• **Saved entries**
..............................

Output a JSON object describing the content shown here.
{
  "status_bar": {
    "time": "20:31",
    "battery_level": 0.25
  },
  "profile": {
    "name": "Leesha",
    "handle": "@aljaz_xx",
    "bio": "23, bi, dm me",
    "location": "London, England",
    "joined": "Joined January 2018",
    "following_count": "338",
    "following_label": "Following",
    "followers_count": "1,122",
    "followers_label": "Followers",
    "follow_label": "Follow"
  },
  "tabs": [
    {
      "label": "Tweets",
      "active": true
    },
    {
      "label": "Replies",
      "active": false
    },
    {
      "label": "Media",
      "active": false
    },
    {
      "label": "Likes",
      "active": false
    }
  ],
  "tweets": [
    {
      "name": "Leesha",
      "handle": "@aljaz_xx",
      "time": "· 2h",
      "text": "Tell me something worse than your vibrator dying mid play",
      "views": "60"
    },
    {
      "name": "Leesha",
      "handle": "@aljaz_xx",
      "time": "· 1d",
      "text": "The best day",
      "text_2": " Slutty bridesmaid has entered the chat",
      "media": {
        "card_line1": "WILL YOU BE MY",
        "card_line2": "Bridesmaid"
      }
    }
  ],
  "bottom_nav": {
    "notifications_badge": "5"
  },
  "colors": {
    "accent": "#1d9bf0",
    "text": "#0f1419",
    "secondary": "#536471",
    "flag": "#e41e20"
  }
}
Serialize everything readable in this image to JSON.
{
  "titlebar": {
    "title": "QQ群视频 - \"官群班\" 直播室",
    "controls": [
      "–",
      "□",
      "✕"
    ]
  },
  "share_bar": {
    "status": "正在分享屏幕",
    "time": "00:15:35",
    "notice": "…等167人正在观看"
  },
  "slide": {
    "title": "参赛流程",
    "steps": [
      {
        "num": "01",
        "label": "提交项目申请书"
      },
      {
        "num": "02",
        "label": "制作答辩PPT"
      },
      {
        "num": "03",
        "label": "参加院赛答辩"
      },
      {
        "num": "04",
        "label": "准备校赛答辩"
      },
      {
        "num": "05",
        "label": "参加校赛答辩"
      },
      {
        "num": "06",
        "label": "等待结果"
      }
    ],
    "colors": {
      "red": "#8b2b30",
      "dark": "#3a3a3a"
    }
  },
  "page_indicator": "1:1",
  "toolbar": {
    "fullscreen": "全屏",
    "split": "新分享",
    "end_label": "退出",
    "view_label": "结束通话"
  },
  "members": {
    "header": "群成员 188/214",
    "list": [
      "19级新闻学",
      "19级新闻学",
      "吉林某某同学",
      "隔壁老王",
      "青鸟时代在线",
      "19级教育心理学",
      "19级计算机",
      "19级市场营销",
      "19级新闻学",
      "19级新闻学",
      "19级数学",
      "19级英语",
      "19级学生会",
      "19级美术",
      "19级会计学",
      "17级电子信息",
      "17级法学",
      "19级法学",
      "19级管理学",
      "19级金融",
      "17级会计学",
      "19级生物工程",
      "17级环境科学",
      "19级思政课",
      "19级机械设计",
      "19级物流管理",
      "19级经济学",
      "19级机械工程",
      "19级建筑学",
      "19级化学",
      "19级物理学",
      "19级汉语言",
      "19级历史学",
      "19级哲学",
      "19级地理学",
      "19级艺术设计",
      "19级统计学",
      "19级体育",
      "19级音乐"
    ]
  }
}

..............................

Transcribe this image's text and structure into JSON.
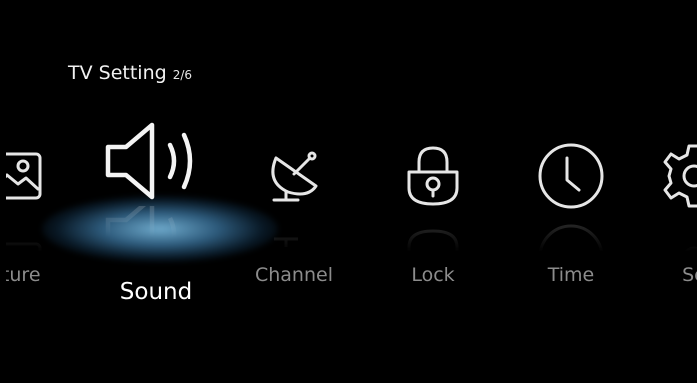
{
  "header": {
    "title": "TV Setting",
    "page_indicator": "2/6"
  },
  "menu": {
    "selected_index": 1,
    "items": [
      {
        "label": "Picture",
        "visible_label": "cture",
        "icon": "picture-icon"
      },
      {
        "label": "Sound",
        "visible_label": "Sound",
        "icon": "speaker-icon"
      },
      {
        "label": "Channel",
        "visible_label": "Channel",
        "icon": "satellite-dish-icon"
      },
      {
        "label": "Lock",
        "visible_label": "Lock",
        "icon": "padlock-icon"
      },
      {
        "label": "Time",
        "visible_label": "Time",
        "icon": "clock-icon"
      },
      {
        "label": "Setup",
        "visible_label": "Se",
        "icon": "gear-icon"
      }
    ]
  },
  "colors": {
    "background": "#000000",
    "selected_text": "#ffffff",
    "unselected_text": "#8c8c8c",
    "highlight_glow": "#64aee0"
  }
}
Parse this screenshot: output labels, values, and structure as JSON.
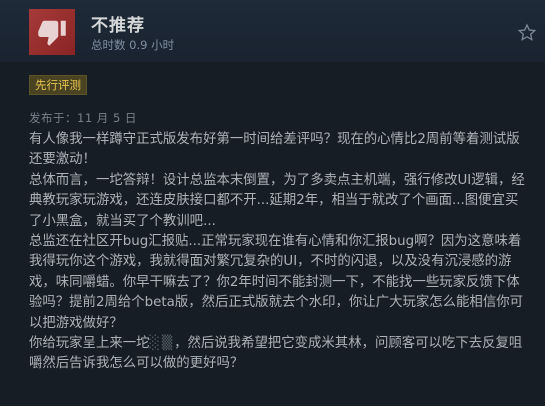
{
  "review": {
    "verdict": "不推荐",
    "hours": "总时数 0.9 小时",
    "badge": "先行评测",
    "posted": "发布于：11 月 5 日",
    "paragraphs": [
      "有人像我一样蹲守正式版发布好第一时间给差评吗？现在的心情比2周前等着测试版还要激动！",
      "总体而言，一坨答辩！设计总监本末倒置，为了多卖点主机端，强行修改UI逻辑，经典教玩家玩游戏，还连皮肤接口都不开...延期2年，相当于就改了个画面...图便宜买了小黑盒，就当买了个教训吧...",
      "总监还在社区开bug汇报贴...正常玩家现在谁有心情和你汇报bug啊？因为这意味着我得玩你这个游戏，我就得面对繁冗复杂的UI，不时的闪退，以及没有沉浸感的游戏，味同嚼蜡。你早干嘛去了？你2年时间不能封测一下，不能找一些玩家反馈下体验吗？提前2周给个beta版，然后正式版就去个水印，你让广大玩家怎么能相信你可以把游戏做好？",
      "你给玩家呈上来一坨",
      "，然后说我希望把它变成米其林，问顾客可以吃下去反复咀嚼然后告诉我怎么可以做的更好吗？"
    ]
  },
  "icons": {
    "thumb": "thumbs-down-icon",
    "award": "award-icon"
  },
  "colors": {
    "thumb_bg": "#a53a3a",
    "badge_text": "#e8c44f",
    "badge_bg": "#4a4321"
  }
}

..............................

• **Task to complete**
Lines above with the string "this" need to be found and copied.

• **Task response**
Serialize everything readable in this image to JSON.
Transcribe this image's text and structure into JSON.
Parse this screenshot: output labels, values, and structure as JSON.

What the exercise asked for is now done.